Click here for a link to a declassified US study on why no WMDs were found in Iraq. It is heavily redacted but enough of it comes through to trace the general narrative. The basic finding is that the CIA had been getting it wrong since the early 1990s.
Foreign Policy calls it a "classified mea culpa". It highlights this section. "Given Iraq's extensive history of deception and only small changes in outward behavior, analysts did not spend adequate time examining the premise that the Iraqis had undergone a change in their behavior, and that what Iraq was saying by the end of 1995 was, for the most part, accurate."
There was no sudden intelligence failure caused by Blackwater, George Bush and Dick Cheney. The intelligence community had been getting it wrong for a long time. Analysts determined that Saddam Hussein had been engaged in a policy of "cheat and retreat" from 1991 and onward and thereafter saw things through that prism.
Once the lens had been fixed, it stayed fixed.

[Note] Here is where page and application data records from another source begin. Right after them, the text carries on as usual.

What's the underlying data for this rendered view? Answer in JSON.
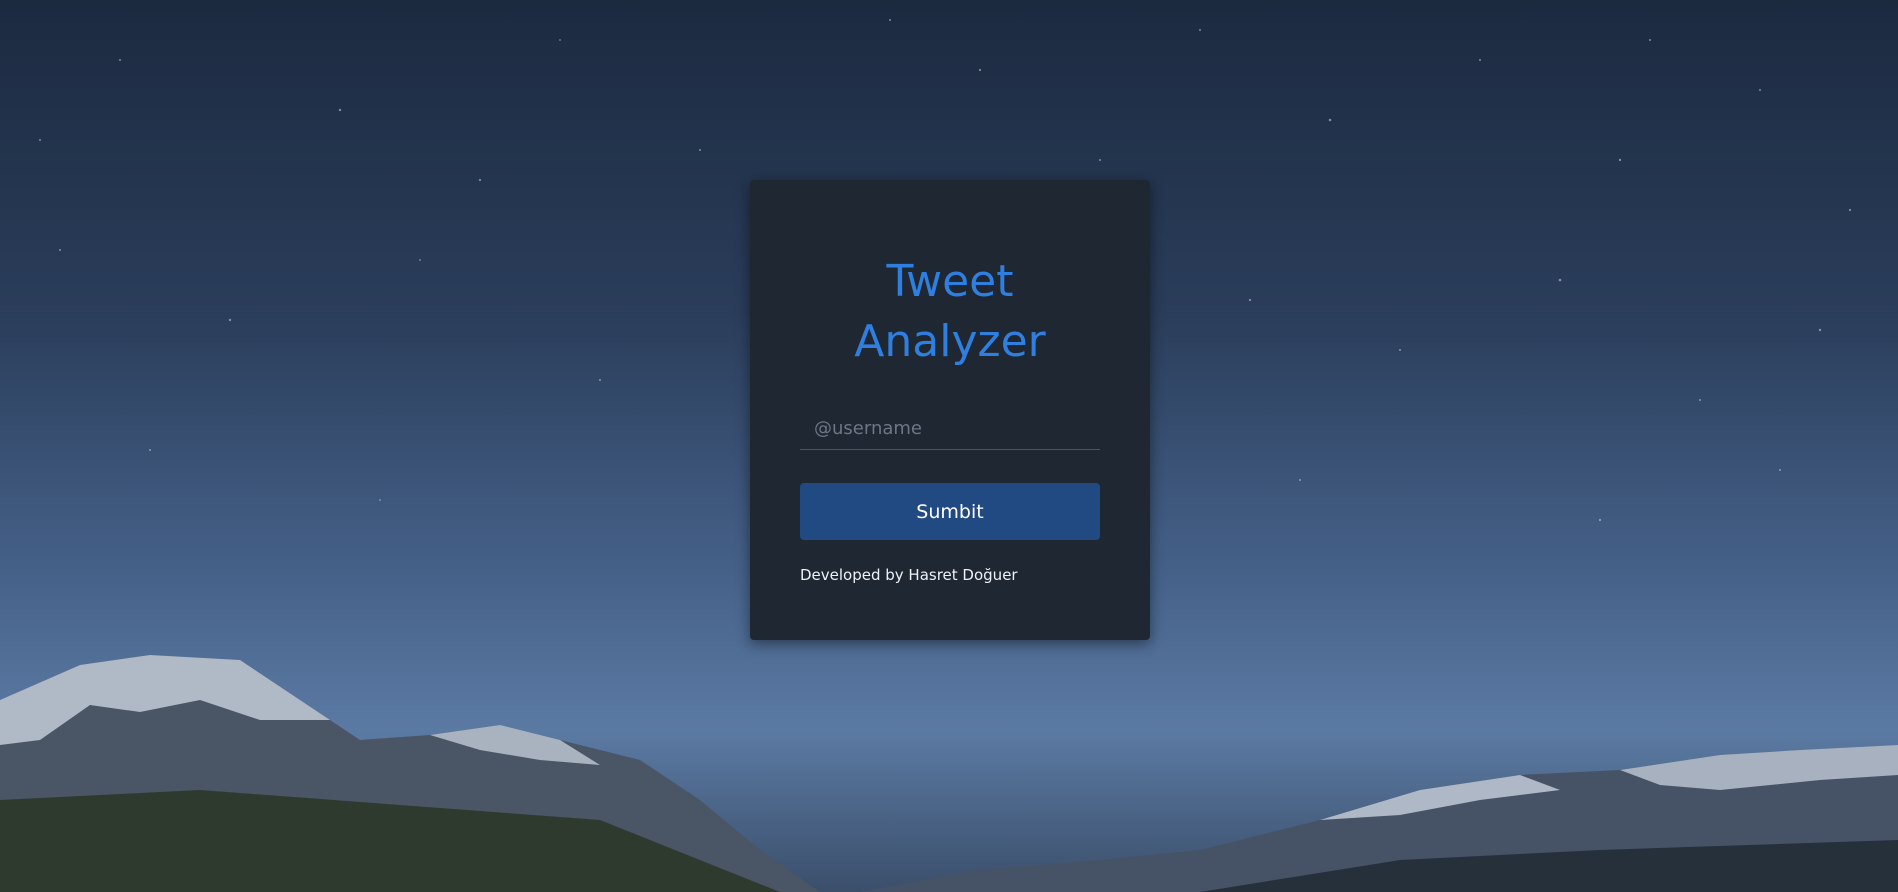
{
  "app": {
    "title_line1": "Tweet",
    "title_line2": "Analyzer"
  },
  "form": {
    "username_placeholder": "@username",
    "username_value": "",
    "submit_label": "Sumbit"
  },
  "footer": {
    "credit": "Developed by Hasret Doğuer"
  },
  "colors": {
    "accent": "#2f7fe0",
    "card_background": "#1f2733",
    "button_background": "#214a83"
  }
}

The report on page 4 says that the defection of Hussein Kamel al-Majid, "the son-in-law and second cousin of Iraqi leader Saddam Hussein. He defected to Jordan and assisted United Nations Special Commission (UNSCOM) and International Atomic Energy Agency (IAEA) inspection teams assigned to look for weapons of mass destruction in Iraq" marked the turning point in Iraq's program of deception. Probably believing the CIA now knew the truth, Saddam decided to play it straight. But as the report on page 4 says, the intelligence community didn't believe Saddam even then.
The report will doubtless comfort those who never believed that George W. Bush had distorted intelligence to justify the invasion of Iraq. But its principle significance is the manner in which it documents a decade long screw up. The question it implicitly raises: why should anyone think that US intelligence is getting it right on Iran now?
The Iranians could have:
- many more
nuclear weapons in development. Choose one answer and make sure you mark it heavily. The exam will be graded by history in a few decades. How do we know which the correct answer is? Well let's ask the CIA. What could go wrong?